Nearly everyone experiences a headache occasionally. A headache can be mild or so debilitating that people cannot engage in normal functions.
The most common types of primary headaches are:
- Migraine, experienced by about 12% of Americans, characterized by moderate to severe pounding, throbbing pain
- Tension-type headache, usually mild to moderate, often caused by clenching muscles, stress, or too little sleep
- Cluster headache, a rare, extremely painful disorder that occurs repeatedly at the same time of day for several weeks
Secondary headaches are caused by irritations to the nerve endings by a separate condition, like fever, injury, stroke, or a tumor.
Most headaches do not require medical attention, and will disappear on their own. However, if you experience any of these symptoms, seek medical attention:
- Sudden, severe headache, possibly with a stiff neck
- Severe headache with fever, nausea, or vomiting unrelated to another illness
- Headache with confusion, weakness, vision problems, or loss of consciousness
- Recurring headache in a child

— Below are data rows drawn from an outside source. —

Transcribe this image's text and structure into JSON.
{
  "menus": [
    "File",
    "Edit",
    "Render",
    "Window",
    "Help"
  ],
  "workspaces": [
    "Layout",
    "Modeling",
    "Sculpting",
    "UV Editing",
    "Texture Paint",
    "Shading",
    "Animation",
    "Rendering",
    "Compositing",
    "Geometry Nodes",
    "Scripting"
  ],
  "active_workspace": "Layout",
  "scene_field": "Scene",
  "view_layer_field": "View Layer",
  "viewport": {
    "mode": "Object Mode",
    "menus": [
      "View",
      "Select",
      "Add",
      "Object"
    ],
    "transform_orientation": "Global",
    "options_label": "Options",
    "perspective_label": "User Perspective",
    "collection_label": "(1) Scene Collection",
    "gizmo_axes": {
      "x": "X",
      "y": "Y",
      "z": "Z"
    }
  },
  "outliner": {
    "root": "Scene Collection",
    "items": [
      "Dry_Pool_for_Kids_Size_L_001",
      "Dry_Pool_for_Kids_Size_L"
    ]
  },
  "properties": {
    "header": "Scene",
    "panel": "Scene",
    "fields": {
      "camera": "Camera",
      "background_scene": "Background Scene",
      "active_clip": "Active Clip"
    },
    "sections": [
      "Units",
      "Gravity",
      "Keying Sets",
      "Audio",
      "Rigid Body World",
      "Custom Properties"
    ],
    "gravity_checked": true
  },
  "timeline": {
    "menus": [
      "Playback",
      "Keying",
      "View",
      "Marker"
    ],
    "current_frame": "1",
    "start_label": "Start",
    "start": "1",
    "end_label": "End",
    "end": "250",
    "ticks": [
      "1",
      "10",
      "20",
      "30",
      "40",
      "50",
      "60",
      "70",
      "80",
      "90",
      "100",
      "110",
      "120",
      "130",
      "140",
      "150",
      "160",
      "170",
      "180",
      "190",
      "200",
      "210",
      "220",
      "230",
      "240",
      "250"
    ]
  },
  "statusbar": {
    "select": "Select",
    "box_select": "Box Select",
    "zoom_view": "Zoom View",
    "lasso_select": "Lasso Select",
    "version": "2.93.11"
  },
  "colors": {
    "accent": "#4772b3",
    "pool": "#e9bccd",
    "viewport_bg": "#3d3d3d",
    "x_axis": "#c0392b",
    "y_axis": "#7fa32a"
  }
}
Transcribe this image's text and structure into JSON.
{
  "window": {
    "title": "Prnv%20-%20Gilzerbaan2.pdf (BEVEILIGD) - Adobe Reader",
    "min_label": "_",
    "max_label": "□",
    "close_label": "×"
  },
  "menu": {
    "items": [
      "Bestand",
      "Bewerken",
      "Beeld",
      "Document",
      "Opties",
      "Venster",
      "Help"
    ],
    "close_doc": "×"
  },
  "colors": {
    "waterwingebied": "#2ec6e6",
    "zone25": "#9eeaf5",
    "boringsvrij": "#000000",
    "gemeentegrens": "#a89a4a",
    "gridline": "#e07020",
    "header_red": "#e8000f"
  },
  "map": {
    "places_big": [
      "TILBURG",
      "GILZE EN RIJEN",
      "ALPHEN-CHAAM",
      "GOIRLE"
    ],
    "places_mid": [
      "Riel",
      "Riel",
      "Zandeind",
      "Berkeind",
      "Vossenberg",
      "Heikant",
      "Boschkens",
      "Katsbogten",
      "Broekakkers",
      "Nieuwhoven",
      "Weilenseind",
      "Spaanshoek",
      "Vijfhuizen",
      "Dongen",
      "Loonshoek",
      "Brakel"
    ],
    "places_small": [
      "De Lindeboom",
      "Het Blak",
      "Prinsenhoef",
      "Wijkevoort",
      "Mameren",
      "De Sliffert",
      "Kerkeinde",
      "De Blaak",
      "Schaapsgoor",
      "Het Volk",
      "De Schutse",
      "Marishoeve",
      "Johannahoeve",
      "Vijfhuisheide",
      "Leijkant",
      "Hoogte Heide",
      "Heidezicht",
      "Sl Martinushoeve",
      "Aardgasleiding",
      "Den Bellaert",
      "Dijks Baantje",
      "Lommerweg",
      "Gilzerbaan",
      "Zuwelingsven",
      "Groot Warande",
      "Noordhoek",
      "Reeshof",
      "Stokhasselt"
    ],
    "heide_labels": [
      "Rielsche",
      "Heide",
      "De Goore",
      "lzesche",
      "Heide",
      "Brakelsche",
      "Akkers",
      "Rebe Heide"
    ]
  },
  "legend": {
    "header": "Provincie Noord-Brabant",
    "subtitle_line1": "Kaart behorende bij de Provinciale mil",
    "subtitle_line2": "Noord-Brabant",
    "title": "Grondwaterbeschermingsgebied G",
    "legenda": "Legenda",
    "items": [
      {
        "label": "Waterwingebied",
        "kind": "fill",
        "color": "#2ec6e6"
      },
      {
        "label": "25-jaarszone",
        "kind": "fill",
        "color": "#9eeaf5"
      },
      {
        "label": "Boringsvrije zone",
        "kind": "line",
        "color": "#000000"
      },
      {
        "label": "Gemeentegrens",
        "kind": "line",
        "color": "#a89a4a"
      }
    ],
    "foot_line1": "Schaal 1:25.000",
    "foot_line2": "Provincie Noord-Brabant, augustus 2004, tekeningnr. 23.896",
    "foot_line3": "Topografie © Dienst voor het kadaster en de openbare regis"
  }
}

- Head injury
- Headache with loss of feeling anywhere in the body
- Headache with seizure or shortness of breath
- Multiple headaches in a week
If you have recurrent headaches, keeping a headache diary may help you discern triggers and patterns. If you see a doctor, he/she will ask you about when you get headaches, and perform a physical examination. In some cases, imaging tests like computed tomography (CT) or magnetic resonance imaging (MRI) may be ordered. An EEG may be ordered if the neurologist suspects that a seizure may be causing the headaches. Also, and overnight sleep study for the potential diagnosis of obstructive sleep apnea may also be done for early morning headaches.
For mild headaches, at-home treatments like rest and relaxation and neck massage can provide relief. Over-the-counter medications like acetaminophen, aspirin, and ibuprofen are also helpful, but these drugs should never be used on a daily basis because these medications may worsen or prolong the headaches.
More severe or persistent headaches may be treated with prescription medications. Other medications may be prescribed to treat migraine symptoms like nausea and vomiting